So say you have a vertically polarized single photon impinging on an atom.
You cannot vertically polarize a photon. The photon has spin 1 which, because the mass of the photon is zero, will be either +1, i.e. in its direction of motion, or -1, against its direction of motion. The photon does not have an electric and magnetic field defining it so as to talk of classical polarization. Only momentum and $E=hν$
This can be seen pictorially in how photons build a polarized beam :
Note how the photon spin is + or - to its direction of motion, while the light has circular polarization.
The atom absorbs the photon and re-emits it. Does the re-emitted photon have the same polarization (vertical) as the incident photon? My gut tells me it does not, but I do not know.
Cannot be vertical for the individual photon, so the answer is no. If a photon with spin +1 is absorbed by an atom can give a photon of spin +1 to its direction of motion when it deexcites, will depend on the energy levels involved, i.e. the angular momenta for the individual energy levels and atoms.
Light, the quantum mechanical superposition of zillions of photons can have vertical (to its direction of motion) and circular polarization, depending how the individual wavefunctions of the photons $Ψ$ are added into one wavefunction for the ensemble.

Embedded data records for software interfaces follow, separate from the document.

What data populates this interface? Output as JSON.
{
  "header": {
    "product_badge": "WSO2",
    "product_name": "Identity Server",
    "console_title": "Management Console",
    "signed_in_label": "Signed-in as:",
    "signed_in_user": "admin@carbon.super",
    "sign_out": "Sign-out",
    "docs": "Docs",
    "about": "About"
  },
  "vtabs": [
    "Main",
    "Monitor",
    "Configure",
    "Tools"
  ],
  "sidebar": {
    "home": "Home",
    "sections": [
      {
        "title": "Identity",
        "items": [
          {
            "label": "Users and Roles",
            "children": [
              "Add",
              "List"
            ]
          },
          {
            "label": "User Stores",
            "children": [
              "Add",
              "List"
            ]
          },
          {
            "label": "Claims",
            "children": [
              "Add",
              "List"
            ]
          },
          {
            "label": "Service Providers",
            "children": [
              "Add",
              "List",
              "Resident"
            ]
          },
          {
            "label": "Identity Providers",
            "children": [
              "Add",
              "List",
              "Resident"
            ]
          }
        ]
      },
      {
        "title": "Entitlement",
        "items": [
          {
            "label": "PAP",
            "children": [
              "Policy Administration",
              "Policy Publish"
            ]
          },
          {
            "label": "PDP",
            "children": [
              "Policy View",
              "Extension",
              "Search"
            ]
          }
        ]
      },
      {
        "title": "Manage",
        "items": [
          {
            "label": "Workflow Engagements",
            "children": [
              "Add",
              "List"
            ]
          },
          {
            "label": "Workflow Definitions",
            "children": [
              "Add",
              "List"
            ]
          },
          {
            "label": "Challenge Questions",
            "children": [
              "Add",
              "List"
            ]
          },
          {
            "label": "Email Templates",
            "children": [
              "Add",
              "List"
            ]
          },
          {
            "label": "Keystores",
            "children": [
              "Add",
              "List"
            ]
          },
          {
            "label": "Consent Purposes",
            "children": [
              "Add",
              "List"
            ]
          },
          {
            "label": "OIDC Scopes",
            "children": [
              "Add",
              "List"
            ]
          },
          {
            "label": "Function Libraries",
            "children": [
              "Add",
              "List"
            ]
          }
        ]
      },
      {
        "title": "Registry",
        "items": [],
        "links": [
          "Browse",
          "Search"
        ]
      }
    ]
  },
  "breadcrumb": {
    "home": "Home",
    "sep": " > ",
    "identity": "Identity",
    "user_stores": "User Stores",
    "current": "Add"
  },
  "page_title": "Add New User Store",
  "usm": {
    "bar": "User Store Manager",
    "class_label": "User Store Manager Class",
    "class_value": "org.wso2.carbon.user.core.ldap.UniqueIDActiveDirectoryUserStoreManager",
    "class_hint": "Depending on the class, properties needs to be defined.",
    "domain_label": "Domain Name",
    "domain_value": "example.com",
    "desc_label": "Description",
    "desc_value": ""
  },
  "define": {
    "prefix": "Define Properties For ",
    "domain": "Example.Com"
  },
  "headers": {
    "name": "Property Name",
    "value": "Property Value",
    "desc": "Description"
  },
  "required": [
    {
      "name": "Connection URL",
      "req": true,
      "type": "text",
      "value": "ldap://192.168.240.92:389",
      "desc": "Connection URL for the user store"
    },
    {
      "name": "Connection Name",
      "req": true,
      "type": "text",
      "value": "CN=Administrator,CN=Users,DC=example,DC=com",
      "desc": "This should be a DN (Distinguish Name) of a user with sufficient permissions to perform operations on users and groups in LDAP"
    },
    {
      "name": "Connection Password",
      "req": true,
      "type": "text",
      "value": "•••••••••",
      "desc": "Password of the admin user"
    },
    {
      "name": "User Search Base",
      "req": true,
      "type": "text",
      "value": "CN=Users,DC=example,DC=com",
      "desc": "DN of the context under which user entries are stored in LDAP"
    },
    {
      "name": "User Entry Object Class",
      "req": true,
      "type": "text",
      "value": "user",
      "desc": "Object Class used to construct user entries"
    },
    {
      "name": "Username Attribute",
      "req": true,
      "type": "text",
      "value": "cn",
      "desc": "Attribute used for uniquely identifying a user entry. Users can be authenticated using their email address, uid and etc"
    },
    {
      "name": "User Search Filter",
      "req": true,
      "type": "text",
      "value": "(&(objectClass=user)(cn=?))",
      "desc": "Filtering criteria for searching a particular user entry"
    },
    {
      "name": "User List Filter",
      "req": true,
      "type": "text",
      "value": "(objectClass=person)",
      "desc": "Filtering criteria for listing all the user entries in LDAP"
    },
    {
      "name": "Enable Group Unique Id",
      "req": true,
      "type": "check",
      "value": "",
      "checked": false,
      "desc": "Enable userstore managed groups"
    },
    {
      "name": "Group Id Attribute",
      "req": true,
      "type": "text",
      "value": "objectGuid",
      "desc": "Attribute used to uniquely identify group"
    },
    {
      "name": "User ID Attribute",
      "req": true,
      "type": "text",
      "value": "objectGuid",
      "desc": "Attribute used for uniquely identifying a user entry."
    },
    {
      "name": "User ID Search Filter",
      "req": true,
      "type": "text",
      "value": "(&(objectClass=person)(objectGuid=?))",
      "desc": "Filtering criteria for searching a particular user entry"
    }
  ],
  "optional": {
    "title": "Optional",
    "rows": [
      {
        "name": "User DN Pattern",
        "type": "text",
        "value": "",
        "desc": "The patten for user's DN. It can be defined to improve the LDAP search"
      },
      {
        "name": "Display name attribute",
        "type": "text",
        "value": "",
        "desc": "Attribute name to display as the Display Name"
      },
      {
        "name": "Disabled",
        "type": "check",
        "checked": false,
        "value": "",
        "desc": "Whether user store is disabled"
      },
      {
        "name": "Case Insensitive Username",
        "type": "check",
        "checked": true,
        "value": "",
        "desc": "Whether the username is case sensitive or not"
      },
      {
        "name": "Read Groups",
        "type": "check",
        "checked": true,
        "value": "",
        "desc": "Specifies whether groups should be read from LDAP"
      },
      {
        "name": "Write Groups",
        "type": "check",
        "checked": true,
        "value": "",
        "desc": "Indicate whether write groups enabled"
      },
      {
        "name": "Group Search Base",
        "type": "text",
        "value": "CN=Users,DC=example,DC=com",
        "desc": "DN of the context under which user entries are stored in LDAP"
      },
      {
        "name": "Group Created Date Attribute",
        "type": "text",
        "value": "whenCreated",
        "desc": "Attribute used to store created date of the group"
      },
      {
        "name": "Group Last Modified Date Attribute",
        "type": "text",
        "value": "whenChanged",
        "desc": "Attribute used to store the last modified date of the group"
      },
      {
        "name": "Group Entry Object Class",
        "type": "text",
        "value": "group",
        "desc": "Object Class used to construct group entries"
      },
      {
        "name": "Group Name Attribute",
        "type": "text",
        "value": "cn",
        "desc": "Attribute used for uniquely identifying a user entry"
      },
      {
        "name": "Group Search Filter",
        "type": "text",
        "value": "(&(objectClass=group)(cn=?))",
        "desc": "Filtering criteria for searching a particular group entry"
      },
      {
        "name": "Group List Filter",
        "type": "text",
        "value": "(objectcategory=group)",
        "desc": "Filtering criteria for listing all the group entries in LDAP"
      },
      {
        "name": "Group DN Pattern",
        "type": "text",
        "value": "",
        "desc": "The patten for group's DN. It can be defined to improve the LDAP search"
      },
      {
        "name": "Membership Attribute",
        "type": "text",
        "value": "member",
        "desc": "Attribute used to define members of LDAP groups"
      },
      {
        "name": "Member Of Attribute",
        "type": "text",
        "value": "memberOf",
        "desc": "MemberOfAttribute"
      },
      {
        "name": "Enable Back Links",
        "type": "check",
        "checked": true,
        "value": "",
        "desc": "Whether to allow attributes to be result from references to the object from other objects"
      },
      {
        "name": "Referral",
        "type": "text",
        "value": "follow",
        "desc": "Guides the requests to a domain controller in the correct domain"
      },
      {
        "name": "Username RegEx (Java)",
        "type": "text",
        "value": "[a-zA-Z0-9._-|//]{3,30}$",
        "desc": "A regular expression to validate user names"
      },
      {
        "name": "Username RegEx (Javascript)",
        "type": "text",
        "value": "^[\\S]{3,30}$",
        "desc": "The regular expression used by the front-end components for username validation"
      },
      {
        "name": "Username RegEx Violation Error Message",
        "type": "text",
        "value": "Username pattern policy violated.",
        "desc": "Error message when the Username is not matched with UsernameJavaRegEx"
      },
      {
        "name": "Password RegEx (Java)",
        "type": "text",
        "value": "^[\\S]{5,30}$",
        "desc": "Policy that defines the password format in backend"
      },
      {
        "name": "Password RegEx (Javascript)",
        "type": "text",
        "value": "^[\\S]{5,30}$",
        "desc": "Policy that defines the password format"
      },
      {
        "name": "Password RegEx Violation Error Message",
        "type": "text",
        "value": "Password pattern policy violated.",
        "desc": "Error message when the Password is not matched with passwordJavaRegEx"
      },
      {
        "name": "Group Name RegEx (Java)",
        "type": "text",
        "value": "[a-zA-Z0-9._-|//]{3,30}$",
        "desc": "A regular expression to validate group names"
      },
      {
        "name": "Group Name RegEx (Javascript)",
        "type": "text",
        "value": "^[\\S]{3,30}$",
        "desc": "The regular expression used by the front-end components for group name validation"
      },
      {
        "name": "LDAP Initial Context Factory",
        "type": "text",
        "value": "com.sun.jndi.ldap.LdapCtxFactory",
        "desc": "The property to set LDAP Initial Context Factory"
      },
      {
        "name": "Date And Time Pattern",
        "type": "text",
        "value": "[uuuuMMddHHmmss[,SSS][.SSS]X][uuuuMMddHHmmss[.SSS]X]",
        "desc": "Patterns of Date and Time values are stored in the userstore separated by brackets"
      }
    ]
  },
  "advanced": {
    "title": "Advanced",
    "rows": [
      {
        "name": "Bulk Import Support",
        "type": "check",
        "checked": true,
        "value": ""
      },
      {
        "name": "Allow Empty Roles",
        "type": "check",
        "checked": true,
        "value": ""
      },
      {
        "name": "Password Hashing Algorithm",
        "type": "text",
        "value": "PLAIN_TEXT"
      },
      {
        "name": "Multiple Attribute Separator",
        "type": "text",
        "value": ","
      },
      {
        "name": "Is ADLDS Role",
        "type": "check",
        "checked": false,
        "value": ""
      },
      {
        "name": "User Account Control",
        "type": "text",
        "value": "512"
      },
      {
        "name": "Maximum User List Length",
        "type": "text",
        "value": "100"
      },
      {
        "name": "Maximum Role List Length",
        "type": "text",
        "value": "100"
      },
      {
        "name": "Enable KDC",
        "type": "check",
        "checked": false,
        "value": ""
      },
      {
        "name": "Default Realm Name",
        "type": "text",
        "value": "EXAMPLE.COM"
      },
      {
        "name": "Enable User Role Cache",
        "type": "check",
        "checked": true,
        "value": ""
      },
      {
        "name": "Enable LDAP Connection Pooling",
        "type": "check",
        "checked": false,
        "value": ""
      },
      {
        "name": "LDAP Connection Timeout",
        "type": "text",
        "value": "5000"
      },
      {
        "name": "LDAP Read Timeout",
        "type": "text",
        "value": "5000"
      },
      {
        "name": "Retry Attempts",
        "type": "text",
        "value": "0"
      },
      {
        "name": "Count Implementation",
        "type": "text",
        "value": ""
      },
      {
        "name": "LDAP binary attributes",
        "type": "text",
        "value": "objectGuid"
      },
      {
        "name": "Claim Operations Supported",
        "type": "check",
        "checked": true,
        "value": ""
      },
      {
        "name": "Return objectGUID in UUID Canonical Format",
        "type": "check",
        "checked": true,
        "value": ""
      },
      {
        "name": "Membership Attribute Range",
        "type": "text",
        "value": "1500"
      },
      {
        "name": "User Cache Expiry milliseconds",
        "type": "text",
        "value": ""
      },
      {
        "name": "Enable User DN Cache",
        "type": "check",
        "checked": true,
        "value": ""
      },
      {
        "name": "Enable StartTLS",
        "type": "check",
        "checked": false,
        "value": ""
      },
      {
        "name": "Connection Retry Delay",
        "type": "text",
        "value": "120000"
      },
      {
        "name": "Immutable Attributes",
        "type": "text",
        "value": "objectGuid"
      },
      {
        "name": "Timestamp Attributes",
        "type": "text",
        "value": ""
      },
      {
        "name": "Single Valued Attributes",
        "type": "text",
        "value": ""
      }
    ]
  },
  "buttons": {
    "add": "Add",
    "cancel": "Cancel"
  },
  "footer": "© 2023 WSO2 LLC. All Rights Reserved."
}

This link shows how the classical field is built up from the quantum mechanical fields.